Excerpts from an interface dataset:
%%

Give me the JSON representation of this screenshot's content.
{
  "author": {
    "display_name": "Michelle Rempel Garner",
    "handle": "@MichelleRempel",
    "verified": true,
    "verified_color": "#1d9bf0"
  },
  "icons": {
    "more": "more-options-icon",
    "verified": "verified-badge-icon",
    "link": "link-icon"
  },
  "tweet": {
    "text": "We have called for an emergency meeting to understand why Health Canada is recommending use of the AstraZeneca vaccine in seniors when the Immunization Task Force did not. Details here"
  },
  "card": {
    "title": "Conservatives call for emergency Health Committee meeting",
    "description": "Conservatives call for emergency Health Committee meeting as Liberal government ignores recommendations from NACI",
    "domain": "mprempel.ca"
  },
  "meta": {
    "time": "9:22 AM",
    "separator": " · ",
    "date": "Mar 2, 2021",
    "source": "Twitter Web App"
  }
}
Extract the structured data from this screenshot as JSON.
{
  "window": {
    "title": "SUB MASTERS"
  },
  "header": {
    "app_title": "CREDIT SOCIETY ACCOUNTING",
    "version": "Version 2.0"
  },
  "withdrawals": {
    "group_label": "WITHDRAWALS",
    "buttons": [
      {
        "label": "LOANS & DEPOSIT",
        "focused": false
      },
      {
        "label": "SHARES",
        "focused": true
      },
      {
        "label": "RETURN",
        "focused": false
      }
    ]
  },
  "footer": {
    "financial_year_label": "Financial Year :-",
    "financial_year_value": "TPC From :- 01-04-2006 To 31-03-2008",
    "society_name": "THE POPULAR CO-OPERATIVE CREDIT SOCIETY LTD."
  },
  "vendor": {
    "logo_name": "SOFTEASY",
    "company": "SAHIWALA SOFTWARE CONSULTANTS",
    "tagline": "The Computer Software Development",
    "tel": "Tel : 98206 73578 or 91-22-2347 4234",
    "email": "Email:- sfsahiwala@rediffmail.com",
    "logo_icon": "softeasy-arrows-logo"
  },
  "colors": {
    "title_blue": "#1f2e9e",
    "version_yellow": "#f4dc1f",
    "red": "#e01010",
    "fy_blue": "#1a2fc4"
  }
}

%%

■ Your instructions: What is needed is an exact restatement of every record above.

■ Your solution:
Give me the JSON representation of this screenshot's content.
{
  "author": {
    "display_name": "Michelle Rempel Garner",
    "handle": "@MichelleRempel",
    "verified": true,
    "verified_color": "#1d9bf0"
  },
  "icons": {
    "more": "more-options-icon",
    "verified": "verified-badge-icon",
    "link": "link-icon"
  },
  "tweet": {
    "text": "We have called for an emergency meeting to understand why Health Canada is recommending use of the AstraZeneca vaccine in seniors when the Immunization Task Force did not. Details here"
  },
  "card": {
    "title": "Conservatives call for emergency Health Committee meeting",
    "description": "Conservatives call for emergency Health Committee meeting as Liberal government ignores recommendations from NACI",
    "domain": "mprempel.ca"
  },
  "meta": {
    "time": "9:22 AM",
    "separator": " · ",
    "date": "Mar 2, 2021",
    "source": "Twitter Web App"
  }
}
Extract the structured data from this screenshot as JSON.
{
  "window": {
    "title": "SUB MASTERS"
  },
  "header": {
    "app_title": "CREDIT SOCIETY ACCOUNTING",
    "version": "Version 2.0"
  },
  "withdrawals": {
    "group_label": "WITHDRAWALS",
    "buttons": [
      {
        "label": "LOANS & DEPOSIT",
        "focused": false
      },
      {
        "label": "SHARES",
        "focused": true
      },
      {
        "label": "RETURN",
        "focused": false
      }
    ]
  },
  "footer": {
    "financial_year_label": "Financial Year :-",
    "financial_year_value": "TPC From :- 01-04-2006 To 31-03-2008",
    "society_name": "THE POPULAR CO-OPERATIVE CREDIT SOCIETY LTD."
  },
  "vendor": {
    "logo_name": "SOFTEASY",
    "company": "SAHIWALA SOFTWARE CONSULTANTS",
    "tagline": "The Computer Software Development",
    "tel": "Tel : 98206 73578 or 91-22-2347 4234",
    "email": "Email:- sfsahiwala@rediffmail.com",
    "logo_icon": "softeasy-arrows-logo"
  },
  "colors": {
    "title_blue": "#1f2e9e",
    "version_yellow": "#f4dc1f",
    "red": "#e01010",
    "fy_blue": "#1a2fc4"
  }
}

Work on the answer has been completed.